Truth, Post-Truth and Technology
About the Course
Human rights abuses happen constantly. Yet before we can act, we need to know exactly what’s happening. In a time where anyone can use misinformation, deepfakes, and even holograms to push false narratives, separating truth and falsehood is getting harder than ever. Technologies are emerging that aim to assist human rights fact-finders in verifying instances of abuse, yet they bring with them a range of new problems and difficulties.
What is the most prevalent form of fakery, and how might we contribute to it? Who are the strategic neo-Luddites, and what has deterred them from embracing technology? Why do we embrace efficiency, and what does it have to do with the Enlightenment? Why should we be sceptical of mainstream news outlets claiming to be fact-finders, and what does it have to do with the ‘Trump Bump’?
Co-Director of the Centre of Governances and Human Rights Ella McPherson looks at how technologies are changing the work of human rights fact-finders.
By the end of the course, you will have learned:
- What the most problematic form of fakery is, and how it’s already being used.
- What the single most important value for fact-finders is.
- How fact-finding has evolved, while the principles of verification remain unchanged.
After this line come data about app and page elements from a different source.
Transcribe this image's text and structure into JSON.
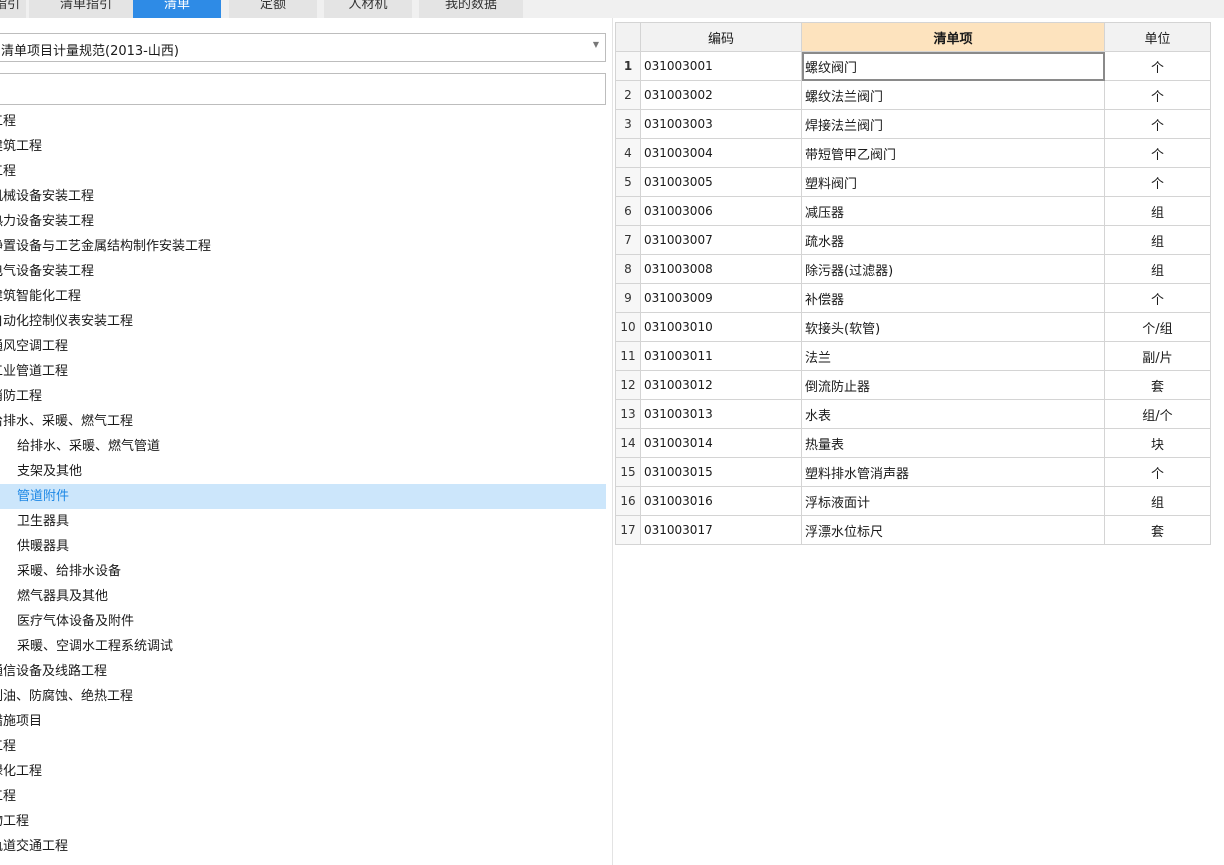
{
  "tabs": [
    {
      "label": "指引",
      "active": false
    },
    {
      "label": "清单指引",
      "active": false
    },
    {
      "label": "清单",
      "active": true
    },
    {
      "label": "定额",
      "active": false
    },
    {
      "label": "人材机",
      "active": false
    },
    {
      "label": "我的数据",
      "active": false
    }
  ],
  "spec_select": {
    "value": "清单项目计量规范(2013-山西)"
  },
  "search": {
    "value": ""
  },
  "tree": [
    {
      "label": "工程",
      "level": 0
    },
    {
      "label": "建筑工程",
      "level": 0
    },
    {
      "label": "工程",
      "level": 0
    },
    {
      "label": "机械设备安装工程",
      "level": 0
    },
    {
      "label": "热力设备安装工程",
      "level": 0
    },
    {
      "label": "静置设备与工艺金属结构制作安装工程",
      "level": 0
    },
    {
      "label": "电气设备安装工程",
      "level": 0
    },
    {
      "label": "建筑智能化工程",
      "level": 0
    },
    {
      "label": "自动化控制仪表安装工程",
      "level": 0
    },
    {
      "label": "通风空调工程",
      "level": 0
    },
    {
      "label": "工业管道工程",
      "level": 0
    },
    {
      "label": "消防工程",
      "level": 0
    },
    {
      "label": "给排水、采暖、燃气工程",
      "level": 0
    },
    {
      "label": "给排水、采暖、燃气管道",
      "level": 1
    },
    {
      "label": "支架及其他",
      "level": 1
    },
    {
      "label": "管道附件",
      "level": 1,
      "selected": true
    },
    {
      "label": "卫生器具",
      "level": 1
    },
    {
      "label": "供暖器具",
      "level": 1
    },
    {
      "label": "采暖、给排水设备",
      "level": 1
    },
    {
      "label": "燃气器具及其他",
      "level": 1
    },
    {
      "label": "医疗气体设备及附件",
      "level": 1
    },
    {
      "label": "采暖、空调水工程系统调试",
      "level": 1
    },
    {
      "label": "通信设备及线路工程",
      "level": 0
    },
    {
      "label": "刷油、防腐蚀、绝热工程",
      "level": 0
    },
    {
      "label": "措施项目",
      "level": 0
    },
    {
      "label": "工程",
      "level": 0
    },
    {
      "label": "绿化工程",
      "level": 0
    },
    {
      "label": "工程",
      "level": 0
    },
    {
      "label": "物工程",
      "level": 0
    },
    {
      "label": "轨道交通工程",
      "level": 0
    }
  ],
  "grid": {
    "headers": {
      "code": "编码",
      "name": "清单项",
      "unit": "单位"
    },
    "rows": [
      {
        "n": "1",
        "code": "031003001",
        "name": "螺纹阀门",
        "unit": "个"
      },
      {
        "n": "2",
        "code": "031003002",
        "name": "螺纹法兰阀门",
        "unit": "个"
      },
      {
        "n": "3",
        "code": "031003003",
        "name": "焊接法兰阀门",
        "unit": "个"
      },
      {
        "n": "4",
        "code": "031003004",
        "name": "带短管甲乙阀门",
        "unit": "个"
      },
      {
        "n": "5",
        "code": "031003005",
        "name": "塑料阀门",
        "unit": "个"
      },
      {
        "n": "6",
        "code": "031003006",
        "name": "减压器",
        "unit": "组"
      },
      {
        "n": "7",
        "code": "031003007",
        "name": "疏水器",
        "unit": "组"
      },
      {
        "n": "8",
        "code": "031003008",
        "name": "除污器(过滤器)",
        "unit": "组"
      },
      {
        "n": "9",
        "code": "031003009",
        "name": "补偿器",
        "unit": "个"
      },
      {
        "n": "10",
        "code": "031003010",
        "name": "软接头(软管)",
        "unit": "个/组"
      },
      {
        "n": "11",
        "code": "031003011",
        "name": "法兰",
        "unit": "副/片"
      },
      {
        "n": "12",
        "code": "031003012",
        "name": "倒流防止器",
        "unit": "套"
      },
      {
        "n": "13",
        "code": "031003013",
        "name": "水表",
        "unit": "组/个"
      },
      {
        "n": "14",
        "code": "031003014",
        "name": "热量表",
        "unit": "块"
      },
      {
        "n": "15",
        "code": "031003015",
        "name": "塑料排水管消声器",
        "unit": "个"
      },
      {
        "n": "16",
        "code": "031003016",
        "name": "浮标液面计",
        "unit": "组"
      },
      {
        "n": "17",
        "code": "031003017",
        "name": "浮漂水位标尺",
        "unit": "套"
      }
    ]
  },
  "colors": {
    "accent": "#2e8be6",
    "selected_bg": "#cce6fb",
    "header_highlight": "#fde3be"
  }
}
- Why there is a conflict between efficiency and solidarity.
- How to verify a video, and how to make sure your own videos are easily verifiable.
- What the biggest database in the world is, and how it’s contributed to poverty in India.
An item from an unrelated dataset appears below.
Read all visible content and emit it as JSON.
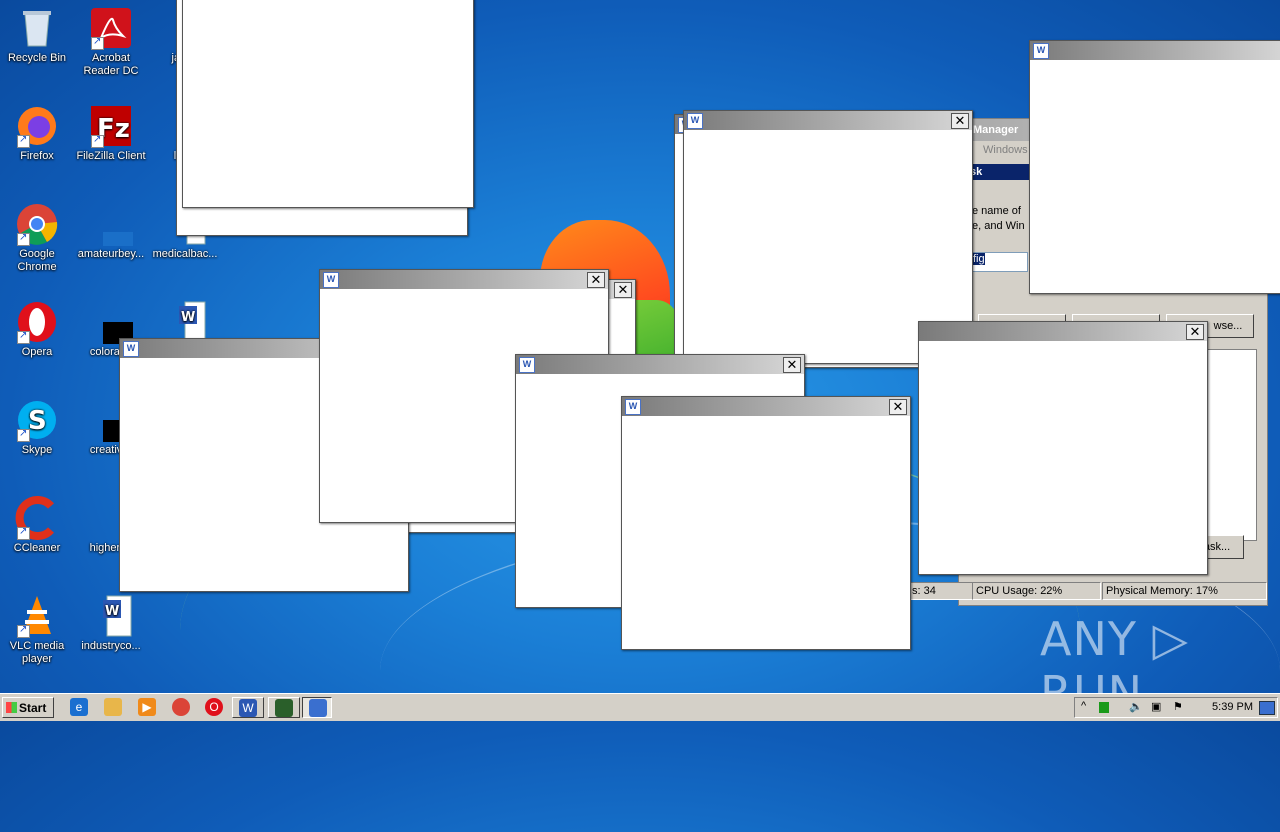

- How to get verified on Twitter.
As part of the course, there are in-video quiz questions to consolidate your learning.
IAI Academy courses are designed to be challenging but accessible to the interested student. No specialist knowledge is required.
Our editors have brought together a range of content from across IAI.tv which explores the ideas in this course. See our suggested reading below.
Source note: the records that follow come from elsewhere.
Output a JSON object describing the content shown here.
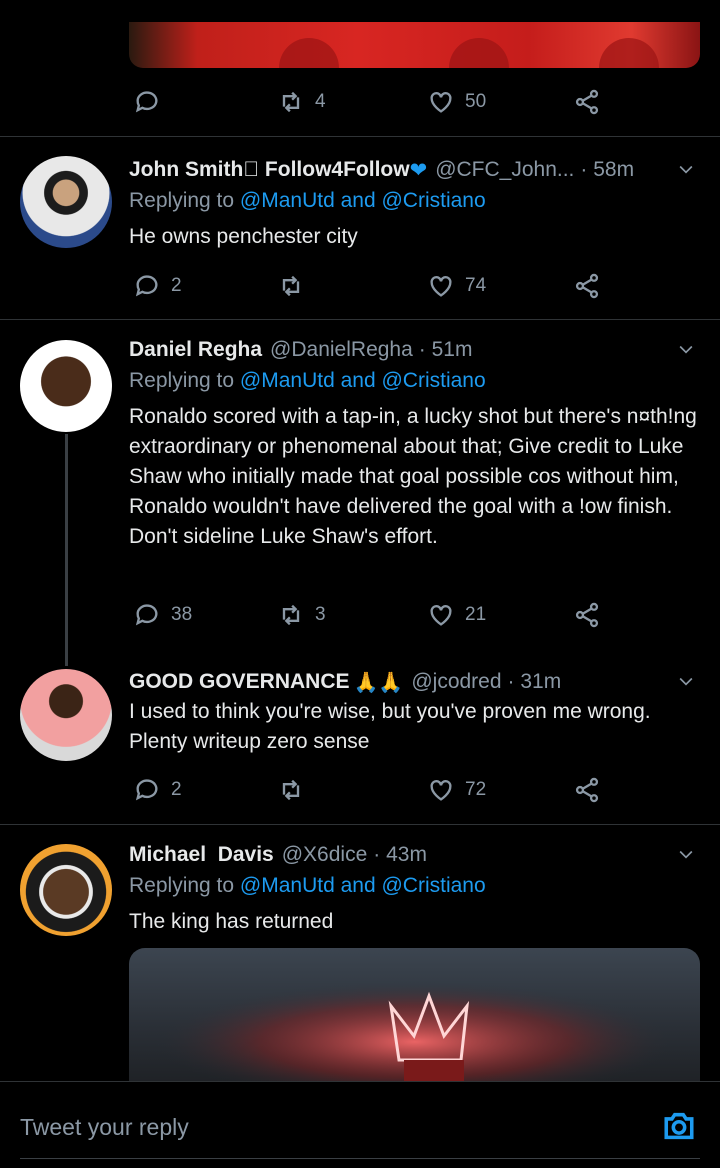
{
  "top_actions": {
    "reply_count": "",
    "retweet_count": "4",
    "like_count": "50"
  },
  "tweets": [
    {
      "name": "John Smith\u0000 Follow4Follow",
      "heart": "❤",
      "handle": "@CFC_John...",
      "time": "· 58m",
      "replying_prefix": "Replying to ",
      "mention1": "@ManUtd",
      "and": " and ",
      "mention2": "@Cristiano",
      "text": "He owns penchester city",
      "reply_count": "2",
      "retweet_count": "",
      "like_count": "74"
    },
    {
      "name": "Daniel Regha",
      "handle": "@DanielRegha",
      "time": "· 51m",
      "replying_prefix": "Replying to ",
      "mention1": "@ManUtd",
      "and": " and ",
      "mention2": "@Cristiano",
      "text": "Ronaldo scored with a tap-in, a lucky shot but there's n¤th!ng extraordinary or phenomenal about that; Give credit to Luke Shaw who initially made that goal possible cos without him, Ronaldo wouldn't have delivered the goal with a !ow finish. Don't sideline Luke Shaw's effort.",
      "reply_count": "38",
      "retweet_count": "3",
      "like_count": "21"
    },
    {
      "name": "GOOD GOVERNANCE",
      "emoji": "🙏🙏",
      "handle": "@jcodred",
      "time": "· 31m",
      "text": "I used to think you're wise, but you've proven me wrong. Plenty writeup zero sense",
      "reply_count": "2",
      "retweet_count": "",
      "like_count": "72"
    },
    {
      "name": "Michael  Davis",
      "handle": "@X6dice",
      "time": "· 43m",
      "replying_prefix": "Replying to ",
      "mention1": "@ManUtd",
      "and": " and ",
      "mention2": "@Cristiano",
      "text": "The king has returned"
    }
  ],
  "reply_bar": {
    "placeholder": "Tweet your reply"
  },
  "colors": {
    "accent": "#1d9bf0",
    "muted": "#8b98a5",
    "background": "#000000"
  },
  "icons": [
    "reply-icon",
    "retweet-icon",
    "like-icon",
    "share-icon",
    "chevron-down-icon",
    "camera-icon"
  ]
}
About the Instructor
Ella McPherson is a Senior Lecturer in the Sociology of New Media and Digital Technology at the University of Cambridge. She also co-directs the Centre of Governance and Human Rights, where she leads the research theme on human rights in the digital age. Ella McPherson's research focuses on symbolic struggles surrounding the media in both democratic and digital transition. She is currently working on the examining the potential for human rights NGOs to use social media to generate governmental accountability.
Part One: The Challenge to FactsHow does the fragmented nature of social media change the way facts are established online? How can we explain what we’ve learned from the post-truth phenomenon?
Part Two: The FutureHow can social media be used to hold power and government to account? Can we ensure that technological progress is more than just rhetoric?
Suggested Further Readings
- Boyd, Danah. “Transparency Is Not Enough.” In Gov2.0 Expo. Washington, DC, 2010. http://www.danah.org/papers/talks/2010/Gov2Expo.html
- Brock, André. “Beyond the Pale: The Blackbird Web Browser’s Critical Reception.” New Media & Society 13, no. 7 (November 1, 2011): 1085–1103.
- Engle Merry, Sally. The Seductions of Quantification: Measuring Human Rights, Gender Violence and Sex Trafficking. Chicago: The University of Chicago Press, 2016
- Ford, Heather, and Judy Wajcman. “‘Anyone Can Edit’, Not Everyone Does: Wikipedia’s Infrastructure and the Gender Gap.” Social Studies of Science 47, no. 4 (August 1, 2017): 511–27.
- Harding, Sarah. “Feminism, Science, and the Anti-Enlightenment Critiques.” In Feminism/Postmodernism, edited by Linda J. Nicholson, 83–106, 1990.
- Held, Virginia. The Ethics of Care: Personal, Political, and Global. Oxford, UK: Oxford University Press, 2006. [“Introduction”]
- Mansell, Robin. “The Life and Times of the Information Society.” Prometheus 28, no. 2 (2010): 165–86.
- Morozov, Evgeny. To Save Everything, Click Here: Technology, Solutionism, and the Urge to Fix Problems That Don’t Exist, 2014.[EM4